The Wiscasset, Waterville and Farmington Railway is a 2 ft (610 mm) narrow gauge railway. The line was operated as a for-profit company from 1895 until 1933 between the Maine towns of Wiscasset, Albion, and Winslow, but was abandoned in 1936. Today, about two miles (3.2 km) of the track in the town of Alna has been rebuilt and is operated by the non-profit Wiscasset, Waterville and Farmington Railway Museum as a heritage railroad offering passenger excursion trains and hauling occasional cargo.
A very interesting read on this narrow gauge railway on Wiki. – https://en.wikipedia.org/wiki/Wiscasset,_Waterville_and_Farmington_Railway
The fog at sunrise makes for some great pictures.
My yearly fall foliage road trip has me in Boothbay Harbor Maine at the moment. I was lucky to get the sun at the right angle to catch this picture I have wanted to re-shoot for quite a few years.
A view of Bass Harbor Light rarely seen. Taken from 1200 feet over Bass Harbor Maine.
West Quoddy Head Light, in Quoddy Head State Park, Lubec, Maine, is the easternmost point of the contiguous United States. Since 1808, there has been a lighthouse there to guide ships through the Quoddy Narrows. The current one, with distinctive red-and-white stripes, was built in 1858, and is an active aid to navigation. Photographs and paintings of this lighthouse are frequently reproduced. The 3rd order Fresnel lens is the only 3rd order and one of only eight Fresnel lenses still in use on the Maine Coast.
The light station was added to the National Register of Historic Places as West Quoddy Head Light Station on July 4, 1980.
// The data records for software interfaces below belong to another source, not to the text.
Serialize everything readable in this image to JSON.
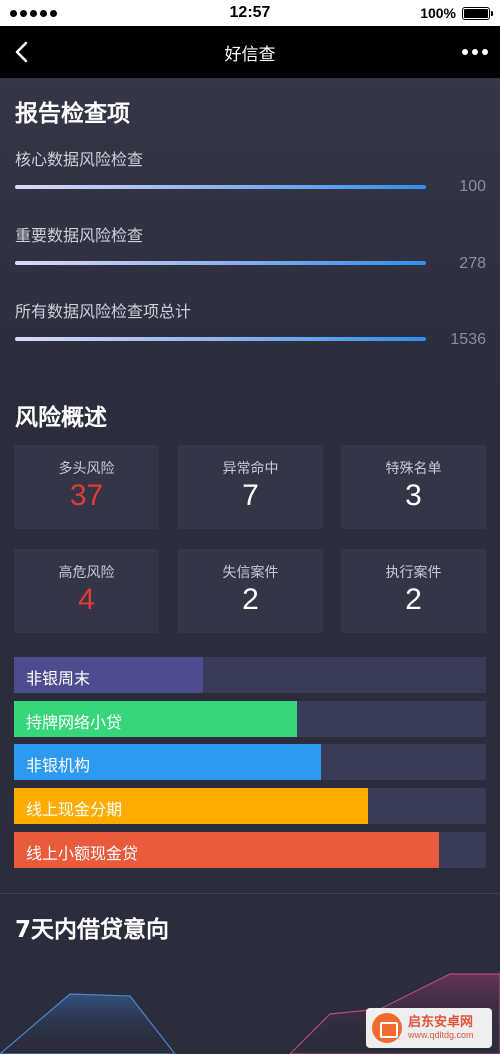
{
  "status_bar": {
    "time": "12:57",
    "battery": "100%"
  },
  "nav": {
    "title": "好信查",
    "back_icon": "chevron-left-icon",
    "more_icon": "more-dots-icon"
  },
  "report_section": {
    "title": "报告检查项",
    "items": [
      {
        "label": "核心数据风险检查",
        "value": "100"
      },
      {
        "label": "重要数据风险检查",
        "value": "278"
      },
      {
        "label": "所有数据风险检查项总计",
        "value": "1536"
      }
    ]
  },
  "risk_section": {
    "title": "风险概述",
    "tiles": [
      {
        "label": "多头风险",
        "value": "37",
        "color": "#e03a3a"
      },
      {
        "label": "异常命中",
        "value": "7",
        "color": "#ffffff"
      },
      {
        "label": "特殊名单",
        "value": "3",
        "color": "#ffffff"
      },
      {
        "label": "高危风险",
        "value": "4",
        "color": "#e03a3a"
      },
      {
        "label": "失信案件",
        "value": "2",
        "color": "#ffffff"
      },
      {
        "label": "执行案件",
        "value": "2",
        "color": "#ffffff"
      }
    ],
    "bars": [
      {
        "label": "非银周末",
        "fill": 0.4,
        "color": "#4e4c8e"
      },
      {
        "label": "持牌网络小贷",
        "fill": 0.6,
        "color": "#37d67a"
      },
      {
        "label": "非银机构",
        "fill": 0.65,
        "color": "#2b9af0"
      },
      {
        "label": "线上现金分期",
        "fill": 0.75,
        "color": "#ffac00"
      },
      {
        "label": "线上小额现金贷",
        "fill": 0.9,
        "color": "#ea5a3d"
      }
    ]
  },
  "intent_section": {
    "title": "7天内借贷意向"
  },
  "watermark": {
    "name": "启东安卓网",
    "url": "www.qdltdg.com"
  }
}
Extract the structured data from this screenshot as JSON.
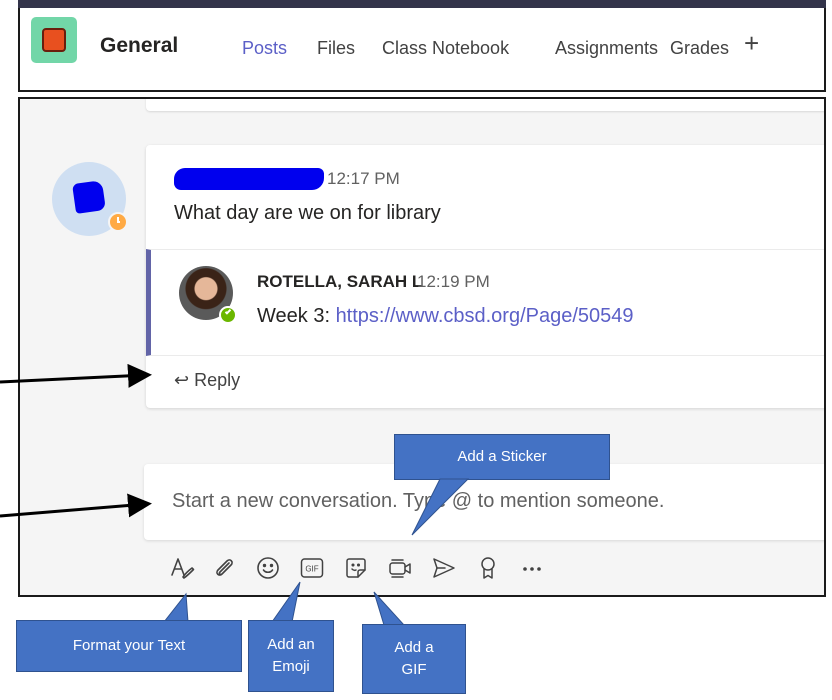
{
  "header": {
    "channel_name": "General",
    "tabs": [
      {
        "label": "Posts",
        "active": true
      },
      {
        "label": "Files",
        "active": false
      },
      {
        "label": "Class Notebook",
        "active": false
      },
      {
        "label": "Assignments",
        "active": false
      },
      {
        "label": "Grades",
        "active": false
      }
    ],
    "add_tab_label": "+"
  },
  "post": {
    "time": "12:17 PM",
    "body": "What day are we on for library",
    "reply": {
      "author": "ROTELLA, SARAH L",
      "time": "12:19 PM",
      "text_prefix": "Week 3: ",
      "link": "https://www.cbsd.org/Page/50549"
    },
    "reply_button_label": "Reply"
  },
  "compose": {
    "placeholder": "Start a new conversation. Type @ to mention someone."
  },
  "toolbar": {
    "icons": [
      "format-icon",
      "attach-icon",
      "emoji-icon",
      "gif-icon",
      "sticker-icon",
      "meet-now-icon",
      "send-icon",
      "praise-icon",
      "more-icon"
    ],
    "gif_label": "GIF"
  },
  "callouts": {
    "sticker": "Add a Sticker",
    "format": "Format your Text",
    "emoji_line1": "Add an",
    "emoji_line2": "Emoji",
    "gif_line1": "Add a",
    "gif_line2": "GIF"
  },
  "colors": {
    "accent": "#5b5fc7",
    "callout": "#4472c4",
    "away": "#ffaa44",
    "online": "#6bb700",
    "redaction": "#0000ee"
  }
}
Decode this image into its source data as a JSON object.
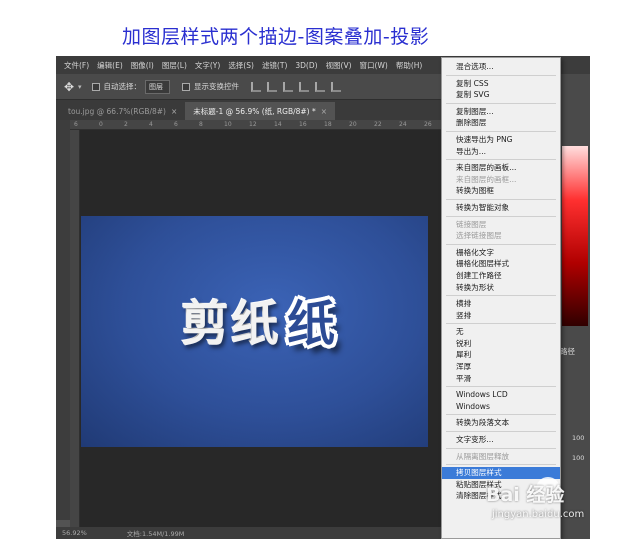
{
  "caption": "加图层样式两个描边-图案叠加-投影",
  "menubar": [
    "文件(F)",
    "编辑(E)",
    "图像(I)",
    "图层(L)",
    "文字(Y)",
    "选择(S)",
    "滤镜(T)",
    "3D(D)",
    "视图(V)",
    "窗口(W)",
    "帮助(H)"
  ],
  "options": {
    "auto_select_label": "自动选择：",
    "auto_select_value": "图层",
    "show_transform_label": "显示变换控件"
  },
  "tabs": [
    {
      "label": "tou.jpg @ 66.7%(RGB/8#)",
      "close": "×",
      "active": false
    },
    {
      "label": "未标题-1 @ 56.9% (纸, RGB/8#) *",
      "close": "×",
      "active": true
    }
  ],
  "ruler_top": [
    "6",
    "0",
    "2",
    "4",
    "6",
    "8",
    "10",
    "12",
    "14",
    "16",
    "18",
    "20",
    "22",
    "24",
    "26"
  ],
  "canvas_text": [
    "剪",
    "纸",
    "纸"
  ],
  "status": {
    "zoom": "56.92%",
    "doc": "文档:1.54M/1.99M"
  },
  "right_panel": {
    "label": "路径",
    "rows": [
      "100",
      "100"
    ]
  },
  "context_menu": [
    {
      "label": "混合选项...",
      "state": "normal"
    },
    {
      "sep": true
    },
    {
      "label": "复制 CSS",
      "state": "normal"
    },
    {
      "label": "复制 SVG",
      "state": "normal"
    },
    {
      "sep": true
    },
    {
      "label": "复制图层...",
      "state": "normal"
    },
    {
      "label": "删除图层",
      "state": "normal"
    },
    {
      "sep": true
    },
    {
      "label": "快速导出为 PNG",
      "state": "normal"
    },
    {
      "label": "导出为...",
      "state": "normal"
    },
    {
      "sep": true
    },
    {
      "label": "来自图层的画板...",
      "state": "normal"
    },
    {
      "label": "来自图层的画框...",
      "state": "disabled"
    },
    {
      "label": "转换为图框",
      "state": "normal"
    },
    {
      "sep": true
    },
    {
      "label": "转换为智能对象",
      "state": "normal"
    },
    {
      "sep": true
    },
    {
      "label": "链接图层",
      "state": "disabled"
    },
    {
      "label": "选择链接图层",
      "state": "disabled"
    },
    {
      "sep": true
    },
    {
      "label": "栅格化文字",
      "state": "normal"
    },
    {
      "label": "栅格化图层样式",
      "state": "normal"
    },
    {
      "label": "创建工作路径",
      "state": "normal"
    },
    {
      "label": "转换为形状",
      "state": "normal"
    },
    {
      "sep": true
    },
    {
      "label": "横排",
      "state": "normal"
    },
    {
      "label": "竖排",
      "state": "normal"
    },
    {
      "sep": true
    },
    {
      "label": "无",
      "state": "normal"
    },
    {
      "label": "锐利",
      "state": "normal"
    },
    {
      "label": "犀利",
      "state": "normal"
    },
    {
      "label": "浑厚",
      "state": "normal"
    },
    {
      "label": "平滑",
      "state": "normal"
    },
    {
      "sep": true
    },
    {
      "label": "Windows LCD",
      "state": "normal"
    },
    {
      "label": "Windows",
      "state": "normal"
    },
    {
      "sep": true
    },
    {
      "label": "转换为段落文本",
      "state": "normal"
    },
    {
      "sep": true
    },
    {
      "label": "文字变形...",
      "state": "normal"
    },
    {
      "sep": true
    },
    {
      "label": "从隔离图层释放",
      "state": "disabled"
    },
    {
      "sep": true
    },
    {
      "label": "拷贝图层样式",
      "state": "highlighted"
    },
    {
      "label": "粘贴图层样式",
      "state": "normal"
    },
    {
      "label": "清除图层样式",
      "state": "normal"
    }
  ],
  "watermark": {
    "logo": "Bai 经验",
    "url": "jingyan.baidu.com"
  }
}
Since sunset was sorta ‘boring’, I thought I would wait and see how things played out after.